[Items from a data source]
▬▬▬▬▬▬▬▬▬▬
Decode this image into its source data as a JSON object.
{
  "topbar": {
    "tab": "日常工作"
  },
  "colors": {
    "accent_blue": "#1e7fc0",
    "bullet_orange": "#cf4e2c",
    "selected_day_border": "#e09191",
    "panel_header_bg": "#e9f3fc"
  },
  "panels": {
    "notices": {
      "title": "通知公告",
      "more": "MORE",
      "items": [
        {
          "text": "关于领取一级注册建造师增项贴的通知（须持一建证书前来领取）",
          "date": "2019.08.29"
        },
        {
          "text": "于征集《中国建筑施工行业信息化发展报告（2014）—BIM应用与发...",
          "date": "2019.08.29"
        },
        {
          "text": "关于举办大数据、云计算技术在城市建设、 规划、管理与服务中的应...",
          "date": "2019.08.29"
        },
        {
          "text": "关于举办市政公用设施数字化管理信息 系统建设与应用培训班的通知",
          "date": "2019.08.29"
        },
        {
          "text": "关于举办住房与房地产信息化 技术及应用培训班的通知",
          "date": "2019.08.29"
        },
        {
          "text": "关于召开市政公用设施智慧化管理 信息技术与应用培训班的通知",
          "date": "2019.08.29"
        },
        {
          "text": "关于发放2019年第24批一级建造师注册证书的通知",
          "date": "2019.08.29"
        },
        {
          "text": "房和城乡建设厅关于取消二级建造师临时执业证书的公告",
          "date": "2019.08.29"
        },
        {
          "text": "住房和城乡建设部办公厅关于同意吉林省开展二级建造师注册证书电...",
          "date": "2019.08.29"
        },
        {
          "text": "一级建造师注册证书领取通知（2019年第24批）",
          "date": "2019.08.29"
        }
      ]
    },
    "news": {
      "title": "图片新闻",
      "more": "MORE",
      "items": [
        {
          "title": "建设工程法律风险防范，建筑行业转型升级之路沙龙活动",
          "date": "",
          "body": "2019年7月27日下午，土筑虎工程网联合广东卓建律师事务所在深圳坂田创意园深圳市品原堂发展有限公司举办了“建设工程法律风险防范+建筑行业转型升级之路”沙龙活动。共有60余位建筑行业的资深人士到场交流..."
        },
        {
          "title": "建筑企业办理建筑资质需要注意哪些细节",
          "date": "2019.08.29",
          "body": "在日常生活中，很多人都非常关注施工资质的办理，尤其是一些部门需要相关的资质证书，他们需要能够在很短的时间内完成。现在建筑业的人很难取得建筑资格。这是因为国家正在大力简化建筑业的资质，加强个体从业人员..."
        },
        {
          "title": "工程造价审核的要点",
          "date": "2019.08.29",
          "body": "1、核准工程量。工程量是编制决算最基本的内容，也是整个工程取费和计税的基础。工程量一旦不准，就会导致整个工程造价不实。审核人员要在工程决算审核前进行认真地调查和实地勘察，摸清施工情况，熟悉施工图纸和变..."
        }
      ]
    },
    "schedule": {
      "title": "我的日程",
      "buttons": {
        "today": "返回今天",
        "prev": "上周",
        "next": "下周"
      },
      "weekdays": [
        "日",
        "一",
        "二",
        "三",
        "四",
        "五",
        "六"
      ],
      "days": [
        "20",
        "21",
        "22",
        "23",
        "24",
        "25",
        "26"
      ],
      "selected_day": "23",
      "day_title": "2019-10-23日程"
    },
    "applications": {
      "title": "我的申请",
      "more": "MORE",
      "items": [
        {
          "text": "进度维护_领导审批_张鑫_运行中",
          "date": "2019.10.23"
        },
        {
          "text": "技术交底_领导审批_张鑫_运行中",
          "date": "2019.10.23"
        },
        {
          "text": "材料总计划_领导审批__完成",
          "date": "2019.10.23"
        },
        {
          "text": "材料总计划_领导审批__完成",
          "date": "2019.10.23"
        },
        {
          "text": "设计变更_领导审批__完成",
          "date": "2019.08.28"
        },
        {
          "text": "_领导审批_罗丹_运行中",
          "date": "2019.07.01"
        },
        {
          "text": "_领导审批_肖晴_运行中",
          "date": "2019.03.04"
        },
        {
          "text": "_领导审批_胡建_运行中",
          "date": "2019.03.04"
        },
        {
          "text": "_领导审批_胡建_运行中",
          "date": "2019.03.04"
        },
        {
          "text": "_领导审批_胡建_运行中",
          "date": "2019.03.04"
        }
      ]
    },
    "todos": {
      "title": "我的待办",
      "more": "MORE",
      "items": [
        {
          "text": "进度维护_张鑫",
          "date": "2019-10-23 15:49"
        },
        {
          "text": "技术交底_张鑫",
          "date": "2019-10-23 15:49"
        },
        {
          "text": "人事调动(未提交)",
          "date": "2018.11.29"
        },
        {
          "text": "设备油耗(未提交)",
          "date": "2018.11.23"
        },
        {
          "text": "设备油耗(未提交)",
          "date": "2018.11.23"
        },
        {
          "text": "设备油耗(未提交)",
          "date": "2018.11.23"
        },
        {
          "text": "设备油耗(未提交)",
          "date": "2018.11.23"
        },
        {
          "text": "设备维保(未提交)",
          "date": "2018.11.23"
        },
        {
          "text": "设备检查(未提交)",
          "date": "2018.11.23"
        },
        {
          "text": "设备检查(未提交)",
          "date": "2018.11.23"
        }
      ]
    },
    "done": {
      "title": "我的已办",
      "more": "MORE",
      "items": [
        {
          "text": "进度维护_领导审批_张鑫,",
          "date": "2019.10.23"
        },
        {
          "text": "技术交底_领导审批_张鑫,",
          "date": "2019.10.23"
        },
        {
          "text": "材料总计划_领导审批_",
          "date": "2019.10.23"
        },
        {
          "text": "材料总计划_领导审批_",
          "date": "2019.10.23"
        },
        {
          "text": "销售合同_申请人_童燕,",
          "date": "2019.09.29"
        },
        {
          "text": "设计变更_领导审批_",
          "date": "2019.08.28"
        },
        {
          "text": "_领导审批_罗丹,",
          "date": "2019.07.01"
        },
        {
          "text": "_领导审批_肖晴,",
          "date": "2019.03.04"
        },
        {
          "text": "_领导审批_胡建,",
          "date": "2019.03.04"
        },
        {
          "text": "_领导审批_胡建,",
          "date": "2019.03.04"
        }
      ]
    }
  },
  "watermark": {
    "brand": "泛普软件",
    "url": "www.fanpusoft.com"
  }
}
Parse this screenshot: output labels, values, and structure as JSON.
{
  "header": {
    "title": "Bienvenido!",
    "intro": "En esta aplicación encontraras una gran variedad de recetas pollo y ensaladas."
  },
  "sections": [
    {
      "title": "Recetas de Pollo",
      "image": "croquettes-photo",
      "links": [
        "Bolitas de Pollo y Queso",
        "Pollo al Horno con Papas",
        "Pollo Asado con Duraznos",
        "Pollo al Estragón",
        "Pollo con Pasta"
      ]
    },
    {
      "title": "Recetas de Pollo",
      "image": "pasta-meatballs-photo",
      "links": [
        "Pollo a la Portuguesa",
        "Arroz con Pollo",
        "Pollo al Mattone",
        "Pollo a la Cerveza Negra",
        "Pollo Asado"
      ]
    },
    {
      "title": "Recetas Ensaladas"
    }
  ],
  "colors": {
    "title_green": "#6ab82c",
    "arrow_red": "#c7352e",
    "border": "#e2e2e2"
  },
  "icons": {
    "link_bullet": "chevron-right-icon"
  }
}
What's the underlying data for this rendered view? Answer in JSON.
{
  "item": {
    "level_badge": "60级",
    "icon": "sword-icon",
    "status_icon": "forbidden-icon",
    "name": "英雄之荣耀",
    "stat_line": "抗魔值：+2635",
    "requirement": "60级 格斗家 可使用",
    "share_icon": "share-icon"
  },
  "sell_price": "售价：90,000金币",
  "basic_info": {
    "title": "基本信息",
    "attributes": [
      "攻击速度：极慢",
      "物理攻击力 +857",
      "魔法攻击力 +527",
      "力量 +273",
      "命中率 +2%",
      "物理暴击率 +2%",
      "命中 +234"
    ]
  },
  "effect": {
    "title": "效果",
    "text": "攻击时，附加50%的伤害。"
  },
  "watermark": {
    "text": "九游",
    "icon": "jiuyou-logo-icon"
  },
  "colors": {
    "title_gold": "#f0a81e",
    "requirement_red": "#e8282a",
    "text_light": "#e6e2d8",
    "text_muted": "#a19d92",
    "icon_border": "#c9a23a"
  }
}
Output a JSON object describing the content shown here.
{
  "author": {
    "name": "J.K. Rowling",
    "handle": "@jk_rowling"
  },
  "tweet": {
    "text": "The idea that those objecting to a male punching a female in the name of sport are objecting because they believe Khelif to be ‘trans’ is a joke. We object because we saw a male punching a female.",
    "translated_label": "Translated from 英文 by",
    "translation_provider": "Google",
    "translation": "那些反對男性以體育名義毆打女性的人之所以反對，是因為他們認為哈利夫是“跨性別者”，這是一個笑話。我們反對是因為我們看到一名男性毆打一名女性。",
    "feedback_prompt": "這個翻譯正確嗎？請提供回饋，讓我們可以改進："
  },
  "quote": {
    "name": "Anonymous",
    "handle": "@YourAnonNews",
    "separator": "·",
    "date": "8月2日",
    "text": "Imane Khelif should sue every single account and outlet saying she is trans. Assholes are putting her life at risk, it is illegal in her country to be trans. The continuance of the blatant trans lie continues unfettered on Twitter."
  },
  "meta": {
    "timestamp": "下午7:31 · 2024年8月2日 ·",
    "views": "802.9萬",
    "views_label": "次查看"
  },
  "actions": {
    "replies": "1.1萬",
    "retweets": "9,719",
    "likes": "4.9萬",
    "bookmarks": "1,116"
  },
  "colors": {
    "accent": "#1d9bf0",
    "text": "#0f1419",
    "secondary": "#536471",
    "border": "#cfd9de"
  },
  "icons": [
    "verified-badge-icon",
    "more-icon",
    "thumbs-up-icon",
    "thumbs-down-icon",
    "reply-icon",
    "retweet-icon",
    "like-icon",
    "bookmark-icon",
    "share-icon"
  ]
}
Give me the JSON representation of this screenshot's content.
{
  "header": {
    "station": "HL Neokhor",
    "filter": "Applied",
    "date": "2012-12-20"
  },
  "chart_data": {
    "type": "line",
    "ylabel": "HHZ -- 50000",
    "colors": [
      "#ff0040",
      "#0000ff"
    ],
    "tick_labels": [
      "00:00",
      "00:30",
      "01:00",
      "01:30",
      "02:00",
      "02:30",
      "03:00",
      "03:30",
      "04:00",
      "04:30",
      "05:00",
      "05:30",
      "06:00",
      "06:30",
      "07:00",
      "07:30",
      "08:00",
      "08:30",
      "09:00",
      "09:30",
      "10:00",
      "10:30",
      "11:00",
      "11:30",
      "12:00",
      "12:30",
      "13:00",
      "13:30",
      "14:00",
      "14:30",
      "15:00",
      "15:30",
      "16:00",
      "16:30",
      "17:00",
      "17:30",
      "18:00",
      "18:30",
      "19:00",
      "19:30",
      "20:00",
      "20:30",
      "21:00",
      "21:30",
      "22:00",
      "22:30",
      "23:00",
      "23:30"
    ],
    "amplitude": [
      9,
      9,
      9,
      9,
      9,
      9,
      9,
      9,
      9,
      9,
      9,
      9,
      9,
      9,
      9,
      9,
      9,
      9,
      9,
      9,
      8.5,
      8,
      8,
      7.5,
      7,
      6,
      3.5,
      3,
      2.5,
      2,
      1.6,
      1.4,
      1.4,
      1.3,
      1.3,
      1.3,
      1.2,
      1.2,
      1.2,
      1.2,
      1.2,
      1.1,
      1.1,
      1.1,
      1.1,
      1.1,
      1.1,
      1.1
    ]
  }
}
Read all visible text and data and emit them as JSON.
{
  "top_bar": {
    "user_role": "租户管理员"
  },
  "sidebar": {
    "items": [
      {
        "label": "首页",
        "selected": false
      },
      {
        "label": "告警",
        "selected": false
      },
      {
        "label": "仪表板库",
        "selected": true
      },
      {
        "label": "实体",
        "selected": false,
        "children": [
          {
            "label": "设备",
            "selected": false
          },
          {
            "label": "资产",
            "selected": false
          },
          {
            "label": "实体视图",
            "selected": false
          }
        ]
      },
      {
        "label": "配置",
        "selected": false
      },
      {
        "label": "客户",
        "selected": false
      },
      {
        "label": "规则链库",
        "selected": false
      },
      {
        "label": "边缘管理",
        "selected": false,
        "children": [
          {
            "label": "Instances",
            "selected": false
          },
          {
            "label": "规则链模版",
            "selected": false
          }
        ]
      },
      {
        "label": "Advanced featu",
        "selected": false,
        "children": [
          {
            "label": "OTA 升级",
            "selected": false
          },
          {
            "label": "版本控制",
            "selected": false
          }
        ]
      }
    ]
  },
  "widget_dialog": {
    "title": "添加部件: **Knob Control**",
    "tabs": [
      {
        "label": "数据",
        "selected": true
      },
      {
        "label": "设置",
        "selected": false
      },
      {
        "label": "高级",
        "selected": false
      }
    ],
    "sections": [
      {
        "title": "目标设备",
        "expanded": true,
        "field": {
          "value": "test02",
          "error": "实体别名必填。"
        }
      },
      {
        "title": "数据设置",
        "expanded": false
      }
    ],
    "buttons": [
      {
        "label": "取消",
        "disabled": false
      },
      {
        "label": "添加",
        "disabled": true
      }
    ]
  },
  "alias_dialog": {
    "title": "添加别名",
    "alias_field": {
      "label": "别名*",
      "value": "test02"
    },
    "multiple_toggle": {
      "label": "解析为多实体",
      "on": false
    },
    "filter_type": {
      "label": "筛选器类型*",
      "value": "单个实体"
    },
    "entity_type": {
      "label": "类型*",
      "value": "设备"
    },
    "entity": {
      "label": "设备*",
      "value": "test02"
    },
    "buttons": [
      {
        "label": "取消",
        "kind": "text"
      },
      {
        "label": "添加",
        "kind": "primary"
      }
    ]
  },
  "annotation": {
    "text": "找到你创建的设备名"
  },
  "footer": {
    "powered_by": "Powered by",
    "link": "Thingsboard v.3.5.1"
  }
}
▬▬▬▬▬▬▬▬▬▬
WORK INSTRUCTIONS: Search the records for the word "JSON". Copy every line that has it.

SOLUTION FOR THIS TASK:
Decode this image into its source data as a JSON object.
Parse this screenshot: output labels, values, and structure as JSON.
What's the underlying data for this rendered view? Answer in JSON.
Output a JSON object describing the content shown here.
Give me the JSON representation of this screenshot's content.
Read all visible text and data and emit them as JSON.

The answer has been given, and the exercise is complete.